## WHAT THE TASK ASKS
Down to the last line below, give the listing again exactly.

## THE DATA
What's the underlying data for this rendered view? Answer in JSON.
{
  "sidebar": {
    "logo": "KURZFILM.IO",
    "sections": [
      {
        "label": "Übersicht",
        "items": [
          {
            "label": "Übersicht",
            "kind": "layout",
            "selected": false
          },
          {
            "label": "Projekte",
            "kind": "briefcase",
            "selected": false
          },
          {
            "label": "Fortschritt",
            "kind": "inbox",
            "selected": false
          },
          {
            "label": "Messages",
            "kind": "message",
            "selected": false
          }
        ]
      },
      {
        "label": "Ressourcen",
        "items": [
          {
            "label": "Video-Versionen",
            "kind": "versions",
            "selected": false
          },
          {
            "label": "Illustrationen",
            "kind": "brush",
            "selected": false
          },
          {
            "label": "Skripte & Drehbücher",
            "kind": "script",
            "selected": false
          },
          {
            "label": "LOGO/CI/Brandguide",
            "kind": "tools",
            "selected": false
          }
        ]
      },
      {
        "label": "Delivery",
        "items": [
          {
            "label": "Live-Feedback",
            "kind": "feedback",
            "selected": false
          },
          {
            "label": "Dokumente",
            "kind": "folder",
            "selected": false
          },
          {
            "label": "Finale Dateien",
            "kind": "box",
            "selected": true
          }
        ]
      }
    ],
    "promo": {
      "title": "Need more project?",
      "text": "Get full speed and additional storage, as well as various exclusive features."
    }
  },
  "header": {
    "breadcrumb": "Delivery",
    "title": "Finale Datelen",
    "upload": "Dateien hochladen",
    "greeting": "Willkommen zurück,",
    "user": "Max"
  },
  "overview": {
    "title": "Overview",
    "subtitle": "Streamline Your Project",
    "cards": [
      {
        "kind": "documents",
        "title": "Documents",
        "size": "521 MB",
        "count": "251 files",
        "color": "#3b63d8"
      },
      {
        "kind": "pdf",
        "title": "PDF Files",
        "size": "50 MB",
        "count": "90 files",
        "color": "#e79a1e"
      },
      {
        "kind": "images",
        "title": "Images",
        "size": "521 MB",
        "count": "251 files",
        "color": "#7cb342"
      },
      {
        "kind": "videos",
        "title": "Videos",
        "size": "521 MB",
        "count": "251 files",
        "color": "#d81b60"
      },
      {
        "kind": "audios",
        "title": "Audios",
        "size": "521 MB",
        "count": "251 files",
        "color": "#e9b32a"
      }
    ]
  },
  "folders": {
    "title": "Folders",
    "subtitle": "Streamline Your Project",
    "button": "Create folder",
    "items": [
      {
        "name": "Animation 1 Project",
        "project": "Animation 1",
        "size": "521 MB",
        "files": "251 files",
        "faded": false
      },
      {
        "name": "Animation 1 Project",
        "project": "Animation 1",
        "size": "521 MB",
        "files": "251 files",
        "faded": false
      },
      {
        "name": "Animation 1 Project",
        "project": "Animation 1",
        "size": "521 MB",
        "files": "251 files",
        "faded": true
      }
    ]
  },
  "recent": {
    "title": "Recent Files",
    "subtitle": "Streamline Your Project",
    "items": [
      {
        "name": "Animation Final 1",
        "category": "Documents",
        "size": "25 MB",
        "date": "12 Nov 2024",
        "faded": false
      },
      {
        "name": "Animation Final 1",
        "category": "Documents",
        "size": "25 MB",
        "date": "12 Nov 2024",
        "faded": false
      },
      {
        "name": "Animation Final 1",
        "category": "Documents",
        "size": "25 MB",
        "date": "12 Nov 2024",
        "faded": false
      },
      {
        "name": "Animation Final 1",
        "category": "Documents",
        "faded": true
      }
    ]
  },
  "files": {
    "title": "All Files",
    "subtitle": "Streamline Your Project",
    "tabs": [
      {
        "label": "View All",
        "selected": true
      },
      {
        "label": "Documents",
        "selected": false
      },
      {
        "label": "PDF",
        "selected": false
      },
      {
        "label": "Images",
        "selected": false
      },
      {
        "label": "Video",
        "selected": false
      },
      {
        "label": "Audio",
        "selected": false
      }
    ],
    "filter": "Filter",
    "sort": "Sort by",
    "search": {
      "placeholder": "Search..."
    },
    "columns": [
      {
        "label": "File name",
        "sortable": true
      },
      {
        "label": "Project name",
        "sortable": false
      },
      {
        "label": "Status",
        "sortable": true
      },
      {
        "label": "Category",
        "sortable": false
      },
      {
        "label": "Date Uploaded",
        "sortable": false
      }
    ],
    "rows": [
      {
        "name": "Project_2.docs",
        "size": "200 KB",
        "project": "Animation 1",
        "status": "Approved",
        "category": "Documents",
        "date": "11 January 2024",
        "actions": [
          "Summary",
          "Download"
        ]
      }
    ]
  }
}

## COMPLETED EXERCISE
What's the underlying data for this rendered view? Answer in JSON.
{
  "sidebar": {
    "logo": "KURZFILM.IO",
    "sections": [
      {
        "label": "Übersicht",
        "items": [
          {
            "label": "Übersicht",
            "kind": "layout",
            "selected": false
          },
          {
            "label": "Projekte",
            "kind": "briefcase",
            "selected": false
          },
          {
            "label": "Fortschritt",
            "kind": "inbox",
            "selected": false
          },
          {
            "label": "Messages",
            "kind": "message",
            "selected": false
          }
        ]
      },
      {
        "label": "Ressourcen",
        "items": [
          {
            "label": "Video-Versionen",
            "kind": "versions",
            "selected": false
          },
          {
            "label": "Illustrationen",
            "kind": "brush",
            "selected": false
          },
          {
            "label": "Skripte & Drehbücher",
            "kind": "script",
            "selected": false
          },
          {
            "label": "LOGO/CI/Brandguide",
            "kind": "tools",
            "selected": false
          }
        ]
      },
      {
        "label": "Delivery",
        "items": [
          {
            "label": "Live-Feedback",
            "kind": "feedback",
            "selected": false
          },
          {
            "label": "Dokumente",
            "kind": "folder",
            "selected": false
          },
          {
            "label": "Finale Dateien",
            "kind": "box",
            "selected": true
          }
        ]
      }
    ],
    "promo": {
      "title": "Need more project?",
      "text": "Get full speed and additional storage, as well as various exclusive features."
    }
  },
  "header": {
    "breadcrumb": "Delivery",
    "title": "Finale Datelen",
    "upload": "Dateien hochladen",
    "greeting": "Willkommen zurück,",
    "user": "Max"
  },
  "overview": {
    "title": "Overview",
    "subtitle": "Streamline Your Project",
    "cards": [
      {
        "kind": "documents",
        "title": "Documents",
        "size": "521 MB",
        "count": "251 files",
        "color": "#3b63d8"
      },
      {
        "kind": "pdf",
        "title": "PDF Files",
        "size": "50 MB",
        "count": "90 files",
        "color": "#e79a1e"
      },
      {
        "kind": "images",
        "title": "Images",
        "size": "521 MB",
        "count": "251 files",
        "color": "#7cb342"
      },
      {
        "kind": "videos",
        "title": "Videos",
        "size": "521 MB",
        "count": "251 files",
        "color": "#d81b60"
      },
      {
        "kind": "audios",
        "title": "Audios",
        "size": "521 MB",
        "count": "251 files",
        "color": "#e9b32a"
      }
    ]
  },
  "folders": {
    "title": "Folders",
    "subtitle": "Streamline Your Project",
    "button": "Create folder",
    "items": [
      {
        "name": "Animation 1 Project",
        "project": "Animation 1",
        "size": "521 MB",
        "files": "251 files",
        "faded": false
      },
      {
        "name": "Animation 1 Project",
        "project": "Animation 1",
        "size": "521 MB",
        "files": "251 files",
        "faded": false
      },
      {
        "name": "Animation 1 Project",
        "project": "Animation 1",
        "size": "521 MB",
        "files": "251 files",
        "faded": true
      }
    ]
  },
  "recent": {
    "title": "Recent Files",
    "subtitle": "Streamline Your Project",
    "items": [
      {
        "name": "Animation Final 1",
        "category": "Documents",
        "size": "25 MB",
        "date": "12 Nov 2024",
        "faded": false
      },
      {
        "name": "Animation Final 1",
        "category": "Documents",
        "size": "25 MB",
        "date": "12 Nov 2024",
        "faded": false
      },
      {
        "name": "Animation Final 1",
        "category": "Documents",
        "size": "25 MB",
        "date": "12 Nov 2024",
        "faded": false
      },
      {
        "name": "Animation Final 1",
        "category": "Documents",
        "faded": true
      }
    ]
  },
  "files": {
    "title": "All Files",
    "subtitle": "Streamline Your Project",
    "tabs": [
      {
        "label": "View All",
        "selected": true
      },
      {
        "label": "Documents",
        "selected": false
      },
      {
        "label": "PDF",
        "selected": false
      },
      {
        "label": "Images",
        "selected": false
      },
      {
        "label": "Video",
        "selected": false
      },
      {
        "label": "Audio",
        "selected": false
      }
    ],
    "filter": "Filter",
    "sort": "Sort by",
    "search": {
      "placeholder": "Search..."
    },
    "columns": [
      {
        "label": "File name",
        "sortable": true
      },
      {
        "label": "Project name",
        "sortable": false
      },
      {
        "label": "Status",
        "sortable": true
      },
      {
        "label": "Category",
        "sortable": false
      },
      {
        "label": "Date Uploaded",
        "sortable": false
      }
    ],
    "rows": [
      {
        "name": "Project_2.docs",
        "size": "200 KB",
        "project": "Animation 1",
        "status": "Approved",
        "category": "Documents",
        "date": "11 January 2024",
        "actions": [
          "Summary",
          "Download"
        ]
      }
    ]
  }
}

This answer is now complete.